━━ Material for the task
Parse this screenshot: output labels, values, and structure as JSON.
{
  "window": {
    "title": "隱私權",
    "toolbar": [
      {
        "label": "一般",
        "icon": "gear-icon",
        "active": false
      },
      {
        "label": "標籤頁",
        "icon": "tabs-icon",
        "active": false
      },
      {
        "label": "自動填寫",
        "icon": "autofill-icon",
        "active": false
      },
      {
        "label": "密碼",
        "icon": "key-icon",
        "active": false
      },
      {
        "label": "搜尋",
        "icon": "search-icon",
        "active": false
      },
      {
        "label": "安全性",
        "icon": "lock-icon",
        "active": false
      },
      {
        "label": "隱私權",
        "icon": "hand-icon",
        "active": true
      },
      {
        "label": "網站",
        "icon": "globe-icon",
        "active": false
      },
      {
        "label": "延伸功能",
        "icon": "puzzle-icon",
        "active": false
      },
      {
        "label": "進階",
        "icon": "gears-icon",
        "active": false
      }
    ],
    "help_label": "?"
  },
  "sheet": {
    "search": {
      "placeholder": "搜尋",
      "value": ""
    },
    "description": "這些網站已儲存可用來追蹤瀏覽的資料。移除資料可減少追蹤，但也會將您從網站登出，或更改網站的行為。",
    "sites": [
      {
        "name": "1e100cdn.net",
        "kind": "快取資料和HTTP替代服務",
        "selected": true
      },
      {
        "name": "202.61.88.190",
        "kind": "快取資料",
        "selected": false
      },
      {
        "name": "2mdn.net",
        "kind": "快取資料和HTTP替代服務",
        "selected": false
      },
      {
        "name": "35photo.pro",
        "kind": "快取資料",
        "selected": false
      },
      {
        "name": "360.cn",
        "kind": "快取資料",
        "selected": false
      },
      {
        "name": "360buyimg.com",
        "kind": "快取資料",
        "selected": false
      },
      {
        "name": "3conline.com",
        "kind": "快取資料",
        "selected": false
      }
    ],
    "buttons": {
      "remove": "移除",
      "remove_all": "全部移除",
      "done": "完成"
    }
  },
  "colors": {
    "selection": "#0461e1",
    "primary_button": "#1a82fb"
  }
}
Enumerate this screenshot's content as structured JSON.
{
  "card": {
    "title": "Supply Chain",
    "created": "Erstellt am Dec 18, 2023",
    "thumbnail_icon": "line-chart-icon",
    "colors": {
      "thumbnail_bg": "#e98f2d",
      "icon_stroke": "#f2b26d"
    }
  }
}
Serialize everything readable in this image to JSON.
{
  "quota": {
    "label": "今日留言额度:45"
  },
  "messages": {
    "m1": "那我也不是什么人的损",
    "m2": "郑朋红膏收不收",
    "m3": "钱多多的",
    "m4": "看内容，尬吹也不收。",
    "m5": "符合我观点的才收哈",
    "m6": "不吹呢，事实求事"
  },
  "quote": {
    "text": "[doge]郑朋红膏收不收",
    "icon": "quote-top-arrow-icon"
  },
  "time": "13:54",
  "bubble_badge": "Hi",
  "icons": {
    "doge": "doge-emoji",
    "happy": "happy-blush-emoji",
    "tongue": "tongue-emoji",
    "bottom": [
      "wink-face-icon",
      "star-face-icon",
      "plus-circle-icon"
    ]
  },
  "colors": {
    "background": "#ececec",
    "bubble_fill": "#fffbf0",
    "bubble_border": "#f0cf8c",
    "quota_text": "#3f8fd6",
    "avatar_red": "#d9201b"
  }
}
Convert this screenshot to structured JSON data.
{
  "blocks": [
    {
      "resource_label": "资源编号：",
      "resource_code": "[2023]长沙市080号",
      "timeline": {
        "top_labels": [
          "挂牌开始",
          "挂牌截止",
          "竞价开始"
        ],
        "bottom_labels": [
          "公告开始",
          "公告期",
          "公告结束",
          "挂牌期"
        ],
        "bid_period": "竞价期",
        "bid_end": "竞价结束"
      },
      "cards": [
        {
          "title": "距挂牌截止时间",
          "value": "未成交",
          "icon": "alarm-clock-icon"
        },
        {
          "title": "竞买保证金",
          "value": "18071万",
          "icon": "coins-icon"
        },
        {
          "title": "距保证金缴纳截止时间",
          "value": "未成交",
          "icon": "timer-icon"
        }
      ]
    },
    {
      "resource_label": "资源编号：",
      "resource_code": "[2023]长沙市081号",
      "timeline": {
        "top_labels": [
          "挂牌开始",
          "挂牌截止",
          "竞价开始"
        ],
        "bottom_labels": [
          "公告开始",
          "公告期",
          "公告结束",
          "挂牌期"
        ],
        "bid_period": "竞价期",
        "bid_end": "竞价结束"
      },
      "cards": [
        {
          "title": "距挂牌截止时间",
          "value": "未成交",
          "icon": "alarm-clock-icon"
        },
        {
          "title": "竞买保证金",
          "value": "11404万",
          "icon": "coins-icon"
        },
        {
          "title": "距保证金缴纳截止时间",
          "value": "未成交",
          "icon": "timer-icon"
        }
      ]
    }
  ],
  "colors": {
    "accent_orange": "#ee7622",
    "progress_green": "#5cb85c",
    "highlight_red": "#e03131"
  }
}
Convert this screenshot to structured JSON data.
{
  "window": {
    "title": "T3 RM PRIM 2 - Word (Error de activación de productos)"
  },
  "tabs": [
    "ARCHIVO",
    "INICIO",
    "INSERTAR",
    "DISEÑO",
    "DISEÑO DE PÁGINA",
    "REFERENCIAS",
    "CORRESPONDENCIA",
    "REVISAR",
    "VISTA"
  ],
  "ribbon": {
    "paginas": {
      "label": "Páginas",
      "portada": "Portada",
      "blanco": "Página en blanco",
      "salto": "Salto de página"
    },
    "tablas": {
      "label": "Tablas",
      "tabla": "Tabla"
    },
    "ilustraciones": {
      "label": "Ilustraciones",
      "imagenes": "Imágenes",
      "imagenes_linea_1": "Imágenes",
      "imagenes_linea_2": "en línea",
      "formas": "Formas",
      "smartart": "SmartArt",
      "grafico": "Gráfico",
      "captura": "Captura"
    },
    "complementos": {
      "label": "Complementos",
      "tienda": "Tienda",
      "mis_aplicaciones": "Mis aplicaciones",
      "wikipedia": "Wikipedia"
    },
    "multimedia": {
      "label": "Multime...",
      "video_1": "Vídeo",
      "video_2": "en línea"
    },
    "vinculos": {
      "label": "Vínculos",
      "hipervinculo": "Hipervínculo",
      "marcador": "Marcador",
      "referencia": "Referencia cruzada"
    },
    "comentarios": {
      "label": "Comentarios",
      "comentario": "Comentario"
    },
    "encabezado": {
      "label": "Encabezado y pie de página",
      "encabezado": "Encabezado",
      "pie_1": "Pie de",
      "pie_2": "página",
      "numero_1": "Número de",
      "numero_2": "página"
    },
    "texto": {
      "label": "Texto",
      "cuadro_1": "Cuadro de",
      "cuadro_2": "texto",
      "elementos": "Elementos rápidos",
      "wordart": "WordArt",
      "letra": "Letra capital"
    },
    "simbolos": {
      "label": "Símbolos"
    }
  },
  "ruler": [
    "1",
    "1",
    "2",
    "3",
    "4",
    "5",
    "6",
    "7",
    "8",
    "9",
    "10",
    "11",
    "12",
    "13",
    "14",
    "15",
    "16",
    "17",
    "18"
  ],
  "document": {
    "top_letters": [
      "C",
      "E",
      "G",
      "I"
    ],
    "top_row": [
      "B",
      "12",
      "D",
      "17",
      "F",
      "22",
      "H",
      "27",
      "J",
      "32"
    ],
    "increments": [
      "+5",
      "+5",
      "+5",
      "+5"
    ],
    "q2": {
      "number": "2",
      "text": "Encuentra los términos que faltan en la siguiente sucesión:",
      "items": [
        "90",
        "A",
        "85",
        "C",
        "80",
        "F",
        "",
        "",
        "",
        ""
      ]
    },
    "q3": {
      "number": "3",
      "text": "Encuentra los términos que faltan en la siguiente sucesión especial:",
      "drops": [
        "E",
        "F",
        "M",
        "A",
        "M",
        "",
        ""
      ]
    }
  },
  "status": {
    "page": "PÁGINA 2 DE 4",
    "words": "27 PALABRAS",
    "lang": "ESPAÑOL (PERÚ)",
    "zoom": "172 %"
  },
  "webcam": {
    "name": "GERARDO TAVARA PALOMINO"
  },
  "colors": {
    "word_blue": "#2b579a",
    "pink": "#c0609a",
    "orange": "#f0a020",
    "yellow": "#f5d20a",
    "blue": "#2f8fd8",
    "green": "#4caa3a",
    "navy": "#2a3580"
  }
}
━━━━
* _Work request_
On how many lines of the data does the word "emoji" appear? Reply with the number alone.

* _Expected output_
3